• [Source records]:
━━━━━━━━━━
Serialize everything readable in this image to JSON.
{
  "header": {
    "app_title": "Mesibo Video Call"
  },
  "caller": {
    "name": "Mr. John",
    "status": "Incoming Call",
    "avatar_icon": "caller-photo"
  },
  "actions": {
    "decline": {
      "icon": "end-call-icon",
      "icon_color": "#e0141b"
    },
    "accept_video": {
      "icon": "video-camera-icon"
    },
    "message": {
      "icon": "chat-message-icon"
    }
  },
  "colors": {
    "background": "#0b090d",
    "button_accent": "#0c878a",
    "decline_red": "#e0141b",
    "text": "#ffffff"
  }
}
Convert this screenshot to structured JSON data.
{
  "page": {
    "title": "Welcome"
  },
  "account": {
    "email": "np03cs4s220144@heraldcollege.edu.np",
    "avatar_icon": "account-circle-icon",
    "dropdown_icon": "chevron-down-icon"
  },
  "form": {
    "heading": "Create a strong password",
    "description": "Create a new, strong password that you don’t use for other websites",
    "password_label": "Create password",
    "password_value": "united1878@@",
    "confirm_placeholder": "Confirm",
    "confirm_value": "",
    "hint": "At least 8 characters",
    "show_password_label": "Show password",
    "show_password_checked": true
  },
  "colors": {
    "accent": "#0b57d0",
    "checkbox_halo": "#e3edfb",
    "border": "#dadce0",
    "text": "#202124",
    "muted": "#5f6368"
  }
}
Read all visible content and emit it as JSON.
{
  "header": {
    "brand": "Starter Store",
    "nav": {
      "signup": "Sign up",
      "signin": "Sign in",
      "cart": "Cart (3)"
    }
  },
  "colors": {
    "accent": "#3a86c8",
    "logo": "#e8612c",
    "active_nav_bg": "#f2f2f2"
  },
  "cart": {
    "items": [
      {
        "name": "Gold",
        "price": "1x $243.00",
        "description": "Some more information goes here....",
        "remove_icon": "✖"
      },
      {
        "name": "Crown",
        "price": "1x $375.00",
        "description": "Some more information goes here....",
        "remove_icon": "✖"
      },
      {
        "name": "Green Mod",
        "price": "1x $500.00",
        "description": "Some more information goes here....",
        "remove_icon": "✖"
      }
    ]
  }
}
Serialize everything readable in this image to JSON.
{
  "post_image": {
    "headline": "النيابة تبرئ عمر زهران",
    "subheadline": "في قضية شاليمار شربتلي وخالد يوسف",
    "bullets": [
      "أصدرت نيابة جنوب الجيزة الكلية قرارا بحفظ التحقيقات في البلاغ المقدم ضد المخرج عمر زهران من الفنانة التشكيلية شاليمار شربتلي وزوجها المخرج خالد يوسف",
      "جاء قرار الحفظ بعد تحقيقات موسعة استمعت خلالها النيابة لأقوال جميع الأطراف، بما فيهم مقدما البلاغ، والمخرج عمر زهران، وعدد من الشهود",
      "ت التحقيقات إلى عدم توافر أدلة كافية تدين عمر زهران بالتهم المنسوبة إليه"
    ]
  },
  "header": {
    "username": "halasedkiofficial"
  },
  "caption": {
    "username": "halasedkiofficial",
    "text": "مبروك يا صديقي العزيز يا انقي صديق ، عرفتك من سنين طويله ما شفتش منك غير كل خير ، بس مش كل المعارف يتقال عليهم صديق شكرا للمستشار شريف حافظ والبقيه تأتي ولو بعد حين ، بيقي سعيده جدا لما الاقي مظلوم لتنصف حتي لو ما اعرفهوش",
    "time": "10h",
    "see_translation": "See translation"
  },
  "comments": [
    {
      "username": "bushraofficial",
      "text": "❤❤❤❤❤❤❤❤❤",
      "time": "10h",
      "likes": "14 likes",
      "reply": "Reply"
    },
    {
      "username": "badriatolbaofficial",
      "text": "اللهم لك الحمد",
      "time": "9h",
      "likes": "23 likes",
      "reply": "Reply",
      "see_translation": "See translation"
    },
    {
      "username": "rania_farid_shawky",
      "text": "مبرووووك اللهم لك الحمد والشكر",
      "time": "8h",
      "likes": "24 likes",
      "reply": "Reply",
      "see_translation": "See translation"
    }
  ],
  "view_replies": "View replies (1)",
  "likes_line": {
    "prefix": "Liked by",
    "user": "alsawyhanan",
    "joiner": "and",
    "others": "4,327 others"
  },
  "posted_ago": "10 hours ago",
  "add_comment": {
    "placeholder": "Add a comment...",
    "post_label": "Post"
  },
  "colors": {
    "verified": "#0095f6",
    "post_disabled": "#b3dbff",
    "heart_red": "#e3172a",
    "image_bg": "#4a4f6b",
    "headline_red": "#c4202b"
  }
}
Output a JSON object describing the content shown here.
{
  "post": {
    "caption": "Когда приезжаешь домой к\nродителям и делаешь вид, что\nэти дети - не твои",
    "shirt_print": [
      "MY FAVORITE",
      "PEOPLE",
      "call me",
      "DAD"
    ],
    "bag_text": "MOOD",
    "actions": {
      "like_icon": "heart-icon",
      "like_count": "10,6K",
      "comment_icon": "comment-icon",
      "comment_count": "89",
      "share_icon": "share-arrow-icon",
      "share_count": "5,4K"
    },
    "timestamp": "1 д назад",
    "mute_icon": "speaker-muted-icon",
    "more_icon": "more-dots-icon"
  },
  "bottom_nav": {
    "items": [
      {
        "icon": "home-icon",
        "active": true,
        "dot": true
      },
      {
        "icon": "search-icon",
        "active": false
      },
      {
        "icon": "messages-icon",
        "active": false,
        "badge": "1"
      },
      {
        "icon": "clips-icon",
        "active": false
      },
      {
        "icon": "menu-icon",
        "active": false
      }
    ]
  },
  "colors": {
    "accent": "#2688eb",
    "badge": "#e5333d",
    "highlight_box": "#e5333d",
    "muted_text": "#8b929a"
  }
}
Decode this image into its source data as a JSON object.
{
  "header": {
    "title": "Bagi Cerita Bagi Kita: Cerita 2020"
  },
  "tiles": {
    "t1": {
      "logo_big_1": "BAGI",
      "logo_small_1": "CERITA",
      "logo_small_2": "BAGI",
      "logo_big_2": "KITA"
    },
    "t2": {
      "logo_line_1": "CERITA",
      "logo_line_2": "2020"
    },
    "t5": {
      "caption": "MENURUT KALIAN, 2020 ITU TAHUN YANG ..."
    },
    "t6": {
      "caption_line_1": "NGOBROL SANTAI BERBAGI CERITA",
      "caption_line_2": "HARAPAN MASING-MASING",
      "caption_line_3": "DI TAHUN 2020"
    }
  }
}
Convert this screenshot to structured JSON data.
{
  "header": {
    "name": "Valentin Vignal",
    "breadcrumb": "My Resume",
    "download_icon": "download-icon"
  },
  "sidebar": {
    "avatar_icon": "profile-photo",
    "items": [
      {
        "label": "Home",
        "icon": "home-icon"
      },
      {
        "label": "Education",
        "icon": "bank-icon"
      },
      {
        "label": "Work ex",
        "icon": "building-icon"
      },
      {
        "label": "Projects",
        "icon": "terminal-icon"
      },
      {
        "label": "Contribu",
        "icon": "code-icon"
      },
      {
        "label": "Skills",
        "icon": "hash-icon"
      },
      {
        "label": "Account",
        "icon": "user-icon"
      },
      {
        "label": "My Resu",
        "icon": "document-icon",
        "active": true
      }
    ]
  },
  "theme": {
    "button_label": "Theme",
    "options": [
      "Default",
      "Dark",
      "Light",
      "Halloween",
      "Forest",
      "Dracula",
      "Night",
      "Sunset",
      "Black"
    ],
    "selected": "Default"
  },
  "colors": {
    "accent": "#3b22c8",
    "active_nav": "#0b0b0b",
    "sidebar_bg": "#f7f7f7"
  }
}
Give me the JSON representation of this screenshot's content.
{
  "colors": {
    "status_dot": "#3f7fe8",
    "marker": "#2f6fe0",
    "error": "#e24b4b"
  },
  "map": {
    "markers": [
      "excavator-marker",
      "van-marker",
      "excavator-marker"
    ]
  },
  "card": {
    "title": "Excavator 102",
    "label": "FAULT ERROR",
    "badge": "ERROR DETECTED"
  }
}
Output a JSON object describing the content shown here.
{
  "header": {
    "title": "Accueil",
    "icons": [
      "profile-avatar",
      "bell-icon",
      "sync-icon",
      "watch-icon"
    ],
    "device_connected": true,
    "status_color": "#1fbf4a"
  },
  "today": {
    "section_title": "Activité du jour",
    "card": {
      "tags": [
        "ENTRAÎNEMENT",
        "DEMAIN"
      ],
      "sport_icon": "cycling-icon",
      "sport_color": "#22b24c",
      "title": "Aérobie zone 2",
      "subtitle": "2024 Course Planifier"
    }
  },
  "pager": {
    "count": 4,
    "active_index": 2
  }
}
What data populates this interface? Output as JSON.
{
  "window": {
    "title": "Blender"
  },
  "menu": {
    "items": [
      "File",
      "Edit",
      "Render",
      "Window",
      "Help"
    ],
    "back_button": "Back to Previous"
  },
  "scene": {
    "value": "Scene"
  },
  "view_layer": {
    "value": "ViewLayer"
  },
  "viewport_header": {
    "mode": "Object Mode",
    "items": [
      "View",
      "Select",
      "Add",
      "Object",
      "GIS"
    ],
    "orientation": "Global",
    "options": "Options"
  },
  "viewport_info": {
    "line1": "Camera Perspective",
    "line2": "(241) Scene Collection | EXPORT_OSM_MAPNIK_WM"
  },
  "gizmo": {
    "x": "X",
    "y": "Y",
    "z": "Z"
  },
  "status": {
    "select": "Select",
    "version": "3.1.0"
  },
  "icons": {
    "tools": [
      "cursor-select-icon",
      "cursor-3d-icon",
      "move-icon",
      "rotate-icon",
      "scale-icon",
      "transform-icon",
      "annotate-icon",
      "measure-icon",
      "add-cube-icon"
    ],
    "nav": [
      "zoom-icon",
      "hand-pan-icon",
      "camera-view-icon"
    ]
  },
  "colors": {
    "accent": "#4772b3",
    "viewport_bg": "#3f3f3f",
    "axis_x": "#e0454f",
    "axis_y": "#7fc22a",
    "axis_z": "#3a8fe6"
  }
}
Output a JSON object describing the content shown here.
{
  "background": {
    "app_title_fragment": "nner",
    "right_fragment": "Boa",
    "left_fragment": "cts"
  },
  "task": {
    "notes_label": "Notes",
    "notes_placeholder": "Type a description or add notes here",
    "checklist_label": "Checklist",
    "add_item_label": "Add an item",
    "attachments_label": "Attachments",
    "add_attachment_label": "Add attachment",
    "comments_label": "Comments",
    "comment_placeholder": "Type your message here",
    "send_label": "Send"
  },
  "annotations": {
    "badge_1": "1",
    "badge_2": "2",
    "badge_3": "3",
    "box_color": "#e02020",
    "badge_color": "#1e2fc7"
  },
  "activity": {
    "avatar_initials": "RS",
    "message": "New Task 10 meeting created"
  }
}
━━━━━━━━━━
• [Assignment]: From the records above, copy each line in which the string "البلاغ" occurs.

• [Written response]:
      "أصدرت نيابة جنوب الجيزة الكلية قرارا بحفظ التحقيقات في البلاغ المقدم ضد المخرج عمر زهران من الفنانة التشكيلية شاليمار شربتلي وزوجها المخرج خالد يوسف",
      "جاء قرار الحفظ بعد تحقيقات موسعة استمعت خلالها النيابة لأقوال جميع الأطراف، بما فيهم مقدما البلاغ، والمخرج عمر زهران، وعدد من الشهود",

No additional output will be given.